Yes. I think we are comfortable making excuses because it keeps us stuck. I think we become professionals at making excuses because when we don't make an excuse, it feels very foreign.

You also discuss accepting the moment.

I think it's one of the keys in life. It's to accept where you are today. I remember after my first child, it was six months and I hadn't lost very much of my weight. I was disappointed like all new mothers. My husband said, "Why don't you just accept how you are today? Go out and get some clothes so that you feel good about who you are and you can go to work and look good." And I did. There was a transformation that took place in that week. It was from that time that I started losing the weight. I thought it was a real insight. A mundane example to shed light on the real insight, which is when you actually accept where you are, you can move forward. But if you're berating yourself for where you are — How did I get here? Why am I here? —you can't move forward because you're still stuck. When you finally say, you know what? This is where I am, but tomorrow I will be in a different place if I'm willing to accept where I am today.

What about celebrating the divine?

I think we always acknowledge the sadness and the grief in our lives. We would never miss a funeral. We would travel miles to go to someone's funeral, but for the same person two years before, we wouldn't travel miles for his or her 62nd birthday. I think part of it is learning that we are divine and that moment should be celebrated, but also we should be celebrated. God celebrates that God made us and that we're valuable and meaningful in this world and that we matter.

What about partnering with God?

When we partner with God, we get in sync with what actually God wants from us, dreams for us, and dreams bigger for us. And then it's about God laughing with us. As well as God weeping with us. We no longer feel like when we have difficulty that when we're weeping we're alone. Instead, we're partnered.

What is it like for a Rabbi to have people bring all of their troubles to you? Is that hard to handle?

I always say you can't clean other people's homes until you clean your own. So I do a lot of work on myself because it's important to me. And I'm not a therapist, so I never have people come to me in the way of therapy. I send them to therapy if they need it, or to whatever recovery or whatever things people need. But I feel like it's an honor. I can't even describe it because I think some rabbis are overwhelmed by it. I feel like God gave me this tremendous gift to listen, to have confidentiality, for privacy, and to integrate.

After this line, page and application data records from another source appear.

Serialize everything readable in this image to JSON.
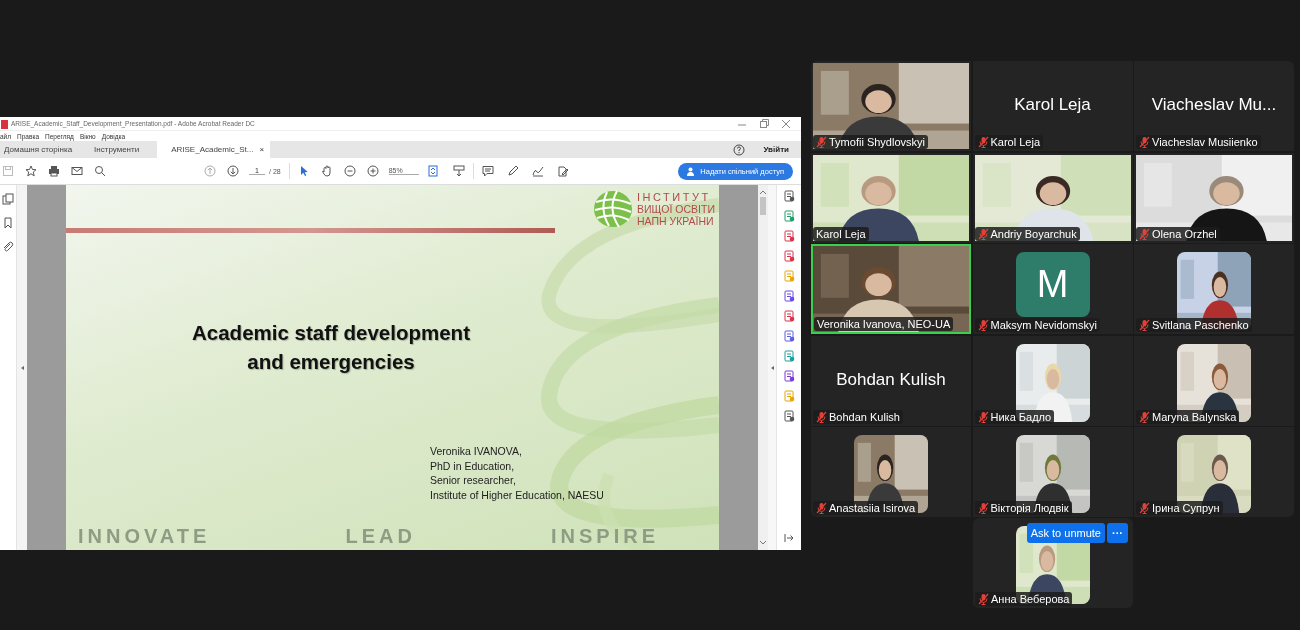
{
  "shared_screen": {
    "window": {
      "title": "ARISE_Academic_Staff_Development_Presentation.pdf - Adobe Acrobat Reader DC",
      "menu": [
        "айл",
        "Правка",
        "Перегляд",
        "Вікно",
        "Довідка"
      ],
      "tabs": [
        {
          "label": "Домашня сторінка",
          "selected": false
        },
        {
          "label": "Інструменти",
          "selected": false
        },
        {
          "label": "ARISE_Academic_St...",
          "selected": true,
          "close": "×"
        }
      ],
      "sign_in": "Увійти",
      "toolbar": {
        "page": "1",
        "page_total": "/ 28",
        "zoom": "85%",
        "share_button": "Надати спільний доступ"
      },
      "slide": {
        "logo_lines": [
          "ІНСТИТУТ",
          "ВИЩОЇ ОСВІТИ",
          "НАПН УКРАЇНИ"
        ],
        "title": "Academic staff development and emergencies",
        "author_lines": [
          "Veronika IVANOVA,",
          "PhD in Education,",
          "Senior researcher,",
          "Institute of Higher Education, NAESU"
        ],
        "footer": [
          "INNOVATE",
          "LEAD",
          "INSPIRE"
        ]
      }
    }
  },
  "participants": [
    {
      "kind": "video",
      "name": "Tymofii Shydlovskyi",
      "muted": true,
      "speaking": false
    },
    {
      "kind": "name",
      "display_name": "Karol Leja",
      "name": "Karol Leja",
      "muted": true,
      "speaking": false
    },
    {
      "kind": "name",
      "display_name": "Viacheslav Mu...",
      "name": "Viacheslav Musiienko",
      "muted": true,
      "speaking": false
    },
    {
      "kind": "video",
      "name": "Karol Leja",
      "muted": false,
      "speaking": false
    },
    {
      "kind": "video",
      "name": "Andriy Boyarchuk",
      "muted": true,
      "speaking": false
    },
    {
      "kind": "video",
      "name": "Olena Orzhel",
      "muted": true,
      "speaking": false
    },
    {
      "kind": "video",
      "name": "Veronika Ivanova, NEO-UA",
      "muted": false,
      "speaking": true
    },
    {
      "kind": "letter",
      "initial": "M",
      "name": "Maksym Nevidomskyi",
      "muted": true,
      "speaking": false
    },
    {
      "kind": "avatar",
      "name": "Svitlana Paschenko",
      "muted": true,
      "speaking": false
    },
    {
      "kind": "name",
      "display_name": "Bohdan Kulish",
      "name": "Bohdan Kulish",
      "muted": true,
      "speaking": false
    },
    {
      "kind": "avatar",
      "name": "Ника Бадло",
      "muted": true,
      "speaking": false
    },
    {
      "kind": "avatar",
      "name": "Maryna Balynska",
      "muted": true,
      "speaking": false
    },
    {
      "kind": "avatar",
      "name": "Anastasiia Isirova",
      "muted": true,
      "speaking": false
    },
    {
      "kind": "avatar",
      "name": "Вікторія Людвік",
      "muted": true,
      "speaking": false
    },
    {
      "kind": "avatar",
      "name": "Ірина Супрун",
      "muted": true,
      "speaking": false
    }
  ],
  "hovered_participant": {
    "kind": "avatar",
    "name": "Анна Веберова",
    "muted": true,
    "speaking": false,
    "ask_button": "Ask to unmute",
    "more_button": "···"
  }
}
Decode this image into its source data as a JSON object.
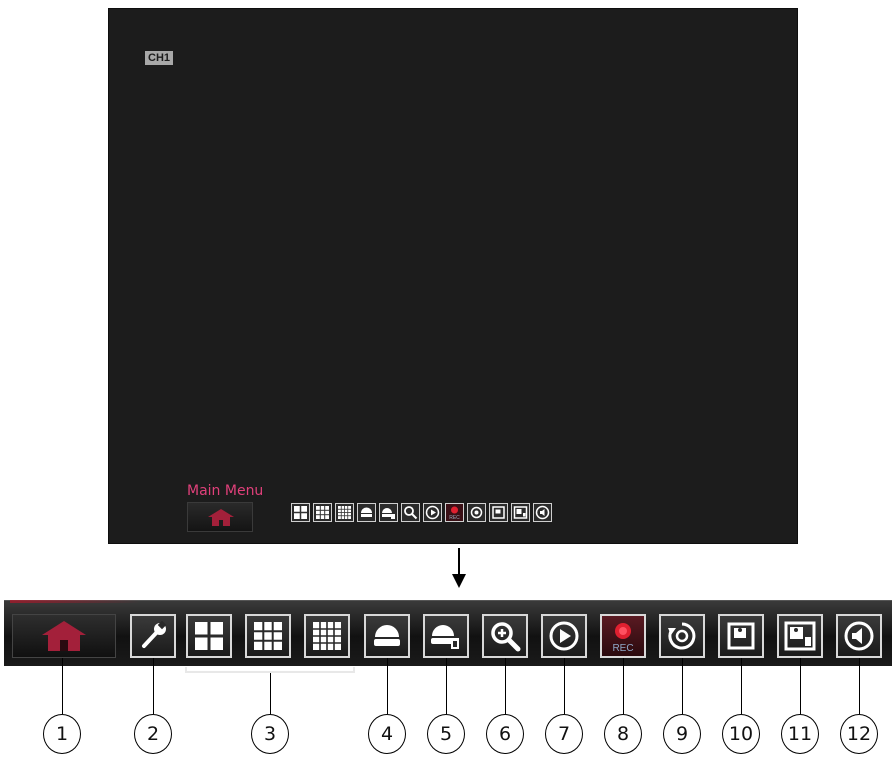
{
  "screen": {
    "channel_label": "CH1",
    "main_menu_label": "Main Menu"
  },
  "toolbar": {
    "icons": [
      {
        "name": "home-icon"
      },
      {
        "name": "wrench-icon"
      },
      {
        "name": "quad-view-icon"
      },
      {
        "name": "nine-view-icon"
      },
      {
        "name": "sixteen-view-icon"
      },
      {
        "name": "ptz-camera-icon"
      },
      {
        "name": "ptz-camera-settings-icon"
      },
      {
        "name": "zoom-icon"
      },
      {
        "name": "play-icon"
      },
      {
        "name": "record-icon"
      },
      {
        "name": "sequence-icon"
      },
      {
        "name": "snapshot-icon"
      },
      {
        "name": "pip-icon"
      },
      {
        "name": "audio-icon"
      }
    ],
    "rec_text": "REC"
  },
  "callouts": [
    "1",
    "2",
    "3",
    "4",
    "5",
    "6",
    "7",
    "8",
    "9",
    "10",
    "11",
    "12"
  ],
  "colors": {
    "accent": "#a3203a",
    "menu_text": "#e0407a",
    "screen_bg": "#1c1c1c"
  }
}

To help people see it for themselves what God is actually saying to them. I think Judaism has internal wisdom and I'm just a conduit for it.